### What to produce
Please filter the listing for the string "true" and copy each matching line.

******************************

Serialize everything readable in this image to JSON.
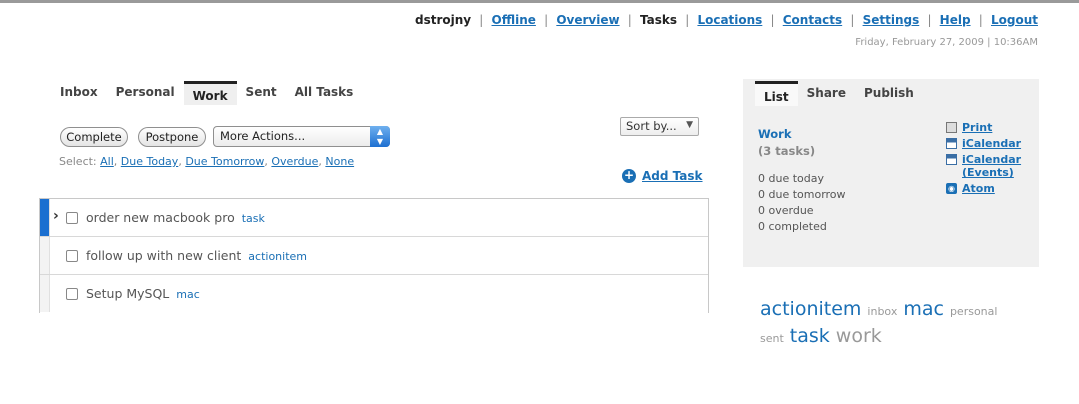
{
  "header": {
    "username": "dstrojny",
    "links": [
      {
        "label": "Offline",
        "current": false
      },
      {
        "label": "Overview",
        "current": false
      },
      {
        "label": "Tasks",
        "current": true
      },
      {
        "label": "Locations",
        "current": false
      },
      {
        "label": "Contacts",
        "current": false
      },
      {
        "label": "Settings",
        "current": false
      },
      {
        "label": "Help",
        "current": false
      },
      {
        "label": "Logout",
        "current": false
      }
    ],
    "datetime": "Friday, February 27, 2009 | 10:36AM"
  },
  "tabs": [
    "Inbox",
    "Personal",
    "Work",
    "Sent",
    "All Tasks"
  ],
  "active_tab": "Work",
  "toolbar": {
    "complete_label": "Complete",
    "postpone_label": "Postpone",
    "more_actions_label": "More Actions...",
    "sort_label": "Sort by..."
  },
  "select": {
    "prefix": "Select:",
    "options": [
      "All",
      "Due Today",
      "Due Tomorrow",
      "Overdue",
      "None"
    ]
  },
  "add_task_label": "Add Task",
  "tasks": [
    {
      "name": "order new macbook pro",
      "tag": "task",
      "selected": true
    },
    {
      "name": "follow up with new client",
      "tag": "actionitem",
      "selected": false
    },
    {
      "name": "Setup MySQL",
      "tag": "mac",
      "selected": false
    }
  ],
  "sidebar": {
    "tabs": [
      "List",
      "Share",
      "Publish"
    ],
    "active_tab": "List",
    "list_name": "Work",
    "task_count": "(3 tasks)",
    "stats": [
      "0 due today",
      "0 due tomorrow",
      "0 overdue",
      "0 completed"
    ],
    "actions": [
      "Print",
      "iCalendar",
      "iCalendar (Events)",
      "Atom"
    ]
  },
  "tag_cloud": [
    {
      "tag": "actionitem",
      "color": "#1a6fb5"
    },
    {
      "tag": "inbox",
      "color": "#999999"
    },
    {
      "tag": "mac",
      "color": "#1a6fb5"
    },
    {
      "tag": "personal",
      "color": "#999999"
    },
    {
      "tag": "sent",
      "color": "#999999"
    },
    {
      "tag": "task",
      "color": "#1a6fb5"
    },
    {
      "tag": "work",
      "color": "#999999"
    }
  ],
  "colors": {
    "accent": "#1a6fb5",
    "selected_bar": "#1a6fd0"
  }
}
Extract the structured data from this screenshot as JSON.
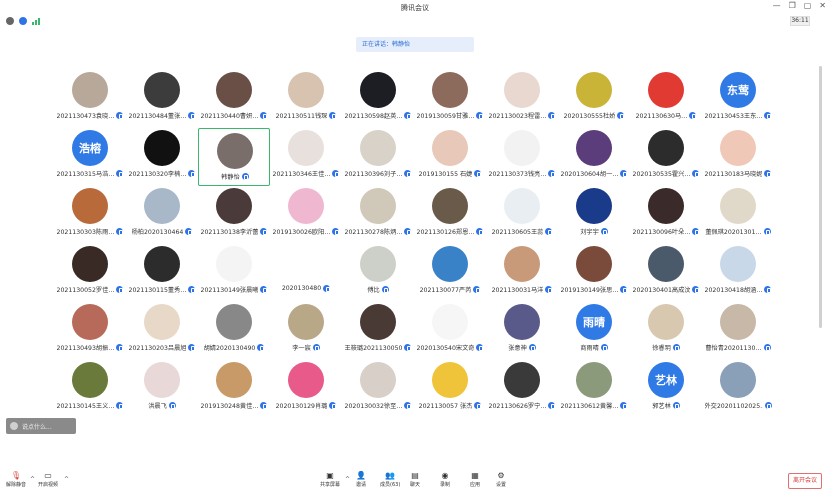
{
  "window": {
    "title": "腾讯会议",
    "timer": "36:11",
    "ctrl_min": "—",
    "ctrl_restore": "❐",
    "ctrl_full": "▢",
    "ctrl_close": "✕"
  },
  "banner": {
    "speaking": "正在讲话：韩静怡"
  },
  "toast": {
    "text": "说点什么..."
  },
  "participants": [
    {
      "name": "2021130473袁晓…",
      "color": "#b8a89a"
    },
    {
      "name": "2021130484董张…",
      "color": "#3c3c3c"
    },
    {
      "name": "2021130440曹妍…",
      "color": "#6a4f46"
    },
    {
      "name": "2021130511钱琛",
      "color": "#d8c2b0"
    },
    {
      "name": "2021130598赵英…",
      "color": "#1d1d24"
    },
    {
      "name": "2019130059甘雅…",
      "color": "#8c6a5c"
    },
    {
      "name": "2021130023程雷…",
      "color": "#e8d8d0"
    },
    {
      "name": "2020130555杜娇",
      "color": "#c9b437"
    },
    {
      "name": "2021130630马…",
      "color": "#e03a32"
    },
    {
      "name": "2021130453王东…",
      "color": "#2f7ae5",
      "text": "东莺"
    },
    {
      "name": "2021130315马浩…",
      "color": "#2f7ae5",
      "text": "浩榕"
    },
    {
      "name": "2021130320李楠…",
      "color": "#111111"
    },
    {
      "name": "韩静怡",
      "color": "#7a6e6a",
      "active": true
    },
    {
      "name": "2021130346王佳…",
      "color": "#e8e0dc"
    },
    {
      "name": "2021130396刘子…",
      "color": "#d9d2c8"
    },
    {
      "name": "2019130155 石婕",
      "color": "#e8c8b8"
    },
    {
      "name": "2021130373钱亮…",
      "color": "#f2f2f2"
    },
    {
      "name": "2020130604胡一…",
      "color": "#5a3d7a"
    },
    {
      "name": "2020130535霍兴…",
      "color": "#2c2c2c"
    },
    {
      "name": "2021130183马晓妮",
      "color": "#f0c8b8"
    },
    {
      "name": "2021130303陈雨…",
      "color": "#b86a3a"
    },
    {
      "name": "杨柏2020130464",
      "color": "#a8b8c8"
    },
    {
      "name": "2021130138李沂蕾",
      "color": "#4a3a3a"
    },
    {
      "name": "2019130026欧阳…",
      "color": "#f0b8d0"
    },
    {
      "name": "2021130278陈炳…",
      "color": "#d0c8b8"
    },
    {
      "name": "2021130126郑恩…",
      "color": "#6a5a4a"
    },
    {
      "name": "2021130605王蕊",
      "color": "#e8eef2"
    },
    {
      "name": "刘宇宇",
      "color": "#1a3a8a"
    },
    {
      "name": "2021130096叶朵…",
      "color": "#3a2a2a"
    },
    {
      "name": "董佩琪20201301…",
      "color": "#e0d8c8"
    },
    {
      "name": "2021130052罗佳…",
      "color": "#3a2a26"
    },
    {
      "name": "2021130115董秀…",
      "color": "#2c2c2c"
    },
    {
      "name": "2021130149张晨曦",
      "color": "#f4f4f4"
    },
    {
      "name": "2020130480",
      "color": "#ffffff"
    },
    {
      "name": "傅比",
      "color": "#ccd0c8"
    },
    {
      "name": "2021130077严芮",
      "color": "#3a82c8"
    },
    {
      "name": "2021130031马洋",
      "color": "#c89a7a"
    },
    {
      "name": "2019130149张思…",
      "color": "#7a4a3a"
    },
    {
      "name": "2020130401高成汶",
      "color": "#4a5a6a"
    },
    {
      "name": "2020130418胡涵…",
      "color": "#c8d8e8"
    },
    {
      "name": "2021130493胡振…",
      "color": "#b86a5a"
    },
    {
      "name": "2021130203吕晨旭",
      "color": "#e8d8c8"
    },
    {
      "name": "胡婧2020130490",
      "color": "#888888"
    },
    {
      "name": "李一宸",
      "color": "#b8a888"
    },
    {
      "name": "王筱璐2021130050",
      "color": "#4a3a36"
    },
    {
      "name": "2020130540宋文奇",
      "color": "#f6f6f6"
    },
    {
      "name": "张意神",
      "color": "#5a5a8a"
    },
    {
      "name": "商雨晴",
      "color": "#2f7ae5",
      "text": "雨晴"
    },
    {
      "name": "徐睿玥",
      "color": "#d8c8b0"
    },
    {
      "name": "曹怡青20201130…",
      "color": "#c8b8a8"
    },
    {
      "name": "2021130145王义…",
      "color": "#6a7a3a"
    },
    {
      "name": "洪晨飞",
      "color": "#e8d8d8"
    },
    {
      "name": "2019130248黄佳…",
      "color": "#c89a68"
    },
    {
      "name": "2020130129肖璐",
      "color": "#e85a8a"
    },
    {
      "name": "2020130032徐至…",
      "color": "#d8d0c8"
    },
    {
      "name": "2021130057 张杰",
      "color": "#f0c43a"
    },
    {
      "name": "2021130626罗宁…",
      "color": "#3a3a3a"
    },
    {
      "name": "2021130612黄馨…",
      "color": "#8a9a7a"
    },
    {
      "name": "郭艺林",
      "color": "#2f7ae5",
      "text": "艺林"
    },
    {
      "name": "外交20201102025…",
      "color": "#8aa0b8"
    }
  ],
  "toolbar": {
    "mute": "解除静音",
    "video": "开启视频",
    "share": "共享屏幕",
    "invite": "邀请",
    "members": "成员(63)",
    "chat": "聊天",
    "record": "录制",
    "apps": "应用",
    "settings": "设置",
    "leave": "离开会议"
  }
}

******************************

### Problem solution
        "current": true
      "selected": true
      "active": true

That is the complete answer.